INFORMATION PROVIDED: Begin

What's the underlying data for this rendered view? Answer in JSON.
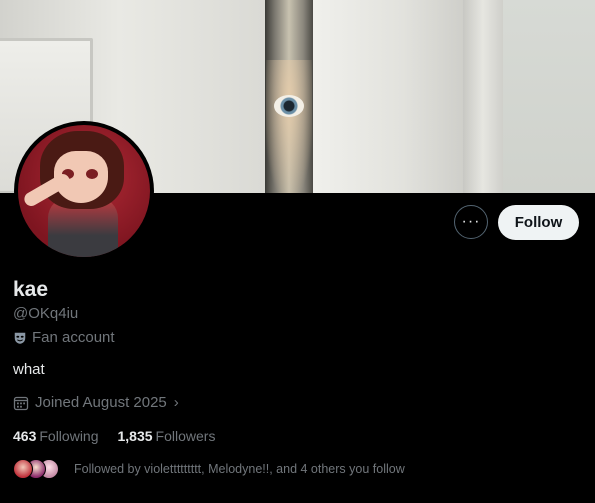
{
  "header": {
    "banner_alt": "profile-banner"
  },
  "actions": {
    "more_label": "···",
    "follow_label": "Follow"
  },
  "profile": {
    "name": "kae",
    "handle": "@OKq4iu",
    "label": "Fan account",
    "bio": "what",
    "joined": "Joined August 2025",
    "joined_chevron": "›"
  },
  "stats": {
    "following_count": "463",
    "following_label": "Following",
    "followers_count": "1,835",
    "followers_label": "Followers"
  },
  "followed_by": {
    "text": "Followed by violettttttttt, Melodyne!!, and 4 others you follow"
  },
  "colors": {
    "background": "#000000",
    "text_primary": "#e7e9ea",
    "text_secondary": "#71767b",
    "follow_button_bg": "#eff3f4"
  }
}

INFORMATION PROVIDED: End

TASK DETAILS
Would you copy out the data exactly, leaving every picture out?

PROBLEM SOLUTION
What's the underlying data for this rendered view? Answer in JSON.
{
  "header": {
    "banner_alt": "profile-banner"
  },
  "actions": {
    "more_label": "···",
    "follow_label": "Follow"
  },
  "profile": {
    "name": "kae",
    "handle": "@OKq4iu",
    "label": "Fan account",
    "bio": "what",
    "joined": "Joined August 2025",
    "joined_chevron": "›"
  },
  "stats": {
    "following_count": "463",
    "following_label": "Following",
    "followers_count": "1,835",
    "followers_label": "Followers"
  },
  "followed_by": {
    "text": "Followed by violettttttttt, Melodyne!!, and 4 others you follow"
  },
  "colors": {
    "background": "#000000",
    "text_primary": "#e7e9ea",
    "text_secondary": "#71767b",
    "follow_button_bg": "#eff3f4"
  }
}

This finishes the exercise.